Wettlaufer said she injected patients ranged in age from 75 to 90, with lethal dosages of insulin when she poisoned residents in two Ontario facilities between 2007 and 2014.
In a video, played during her one-day trial Thursday, Wettlaufer, 49, told an interrogator that she was angry with life, adding that she knew the difference between right and wrong. But she said she would get a “red surging with God telling me this is the one.”
She said she also picked some victims because they were “mean.”
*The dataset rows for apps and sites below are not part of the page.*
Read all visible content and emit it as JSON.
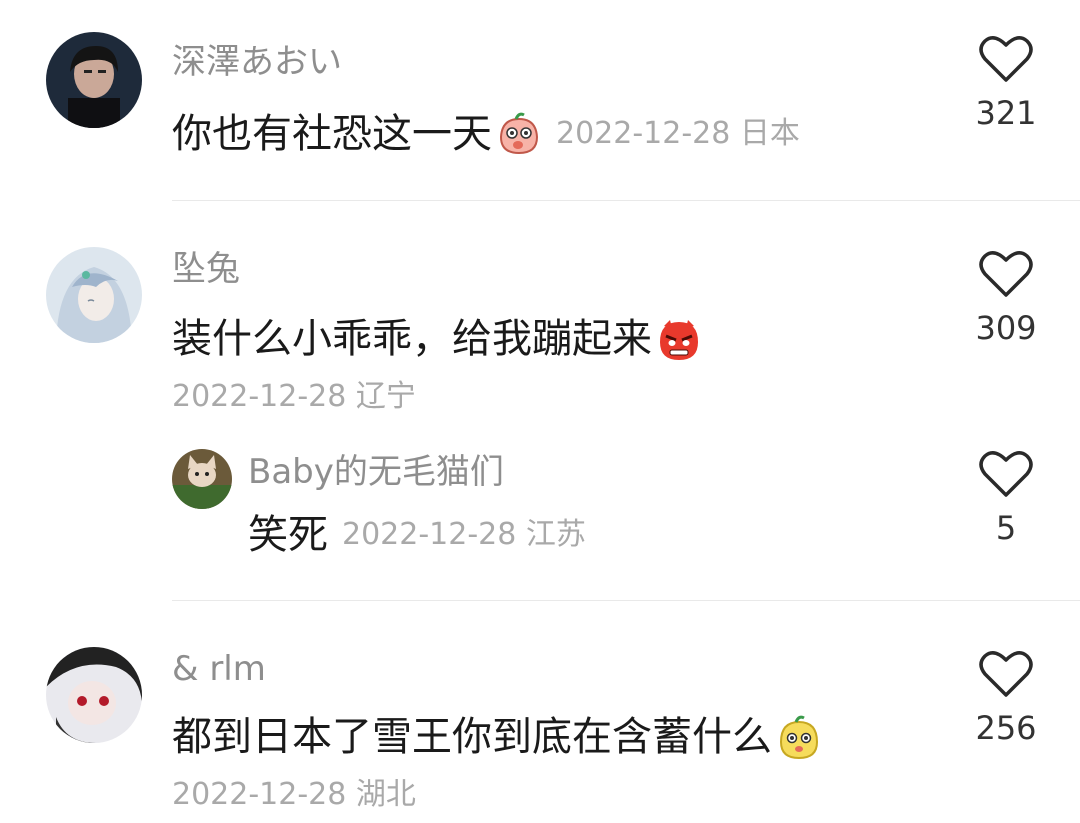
{
  "comments": [
    {
      "username": "深澤あおい",
      "text": "你也有社恐这一天",
      "emoji": "peach-shy-emoji",
      "meta": "2022-12-28 日本",
      "likes": "321"
    },
    {
      "username": "坠兔",
      "text": "装什么小乖乖，给我蹦起来",
      "emoji": "angry-face-emoji",
      "meta": "2022-12-28 辽宁",
      "likes": "309",
      "reply": {
        "username": "Baby的无毛猫们",
        "text": "笑死",
        "meta": "2022-12-28 江苏",
        "likes": "5"
      }
    },
    {
      "username": "& rlm",
      "text": "都到日本了雪王你到底在含蓄什么",
      "emoji": "yellow-blob-emoji",
      "meta": "2022-12-28 湖北",
      "likes": "256"
    }
  ],
  "colors": {
    "username": "#8e8e8e",
    "text": "#1a1a1a",
    "meta": "#a9a9a9",
    "divider": "#e9e9e9"
  }
}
Some of her victims, James Silcox, 84, Maurice Granat, 84, Gladys Millard, 87, Helen Matheson, 95, Mary Zurawinski, 96, Helen Young, 90 and Maureen Pickering, 79, were residents at Caressant Care Nursing and Retirement Home in Woodstock, where Wettlaufer worked.
Arpad Horvath, 75, resided at Meadow Park Long Term Care in London, Ontario. Horvath died on August 31, 2014.
According to Wettlaufer, who addressed the court on Thursday:
“I had this sense that God wanted her back,” she said of one of her victims. She said she told one of the victims, “I’m sorry, I love you” before injecting him.
She also said that once it was done, “it felt like the pressure was relieved.” She described having a “red surging feeling” when she chose a dementia patient as her next target. After she gave her some blueberry pie she knew “she was the next to go, it was her time.” After she had killed the woman she said she “got that laughing feeling.”
The video also showed Wettlaufer confessing to trying to kill others.
Police in southwestern Ontario said authorities received a tip in September that a nurse had killed multiple patients, which led to Wettlaufer’s arrest.
Wettlaufer said after she killed five people she began to doubt God was telling her to kill. Maybe it was the devil, she thought. There were no killings between fall 2011 and July 2013. The former nurse told friends and a pastor what she had done, but that they didn’t report her or do anything about it.
“Maybe they didn’t believe me,” she says. “I don’t know. Maybe they just thought I was doing something that the patient wanted.”
Wettlaufer will be sentenced later this month and faces life in prison.
Source: CBC News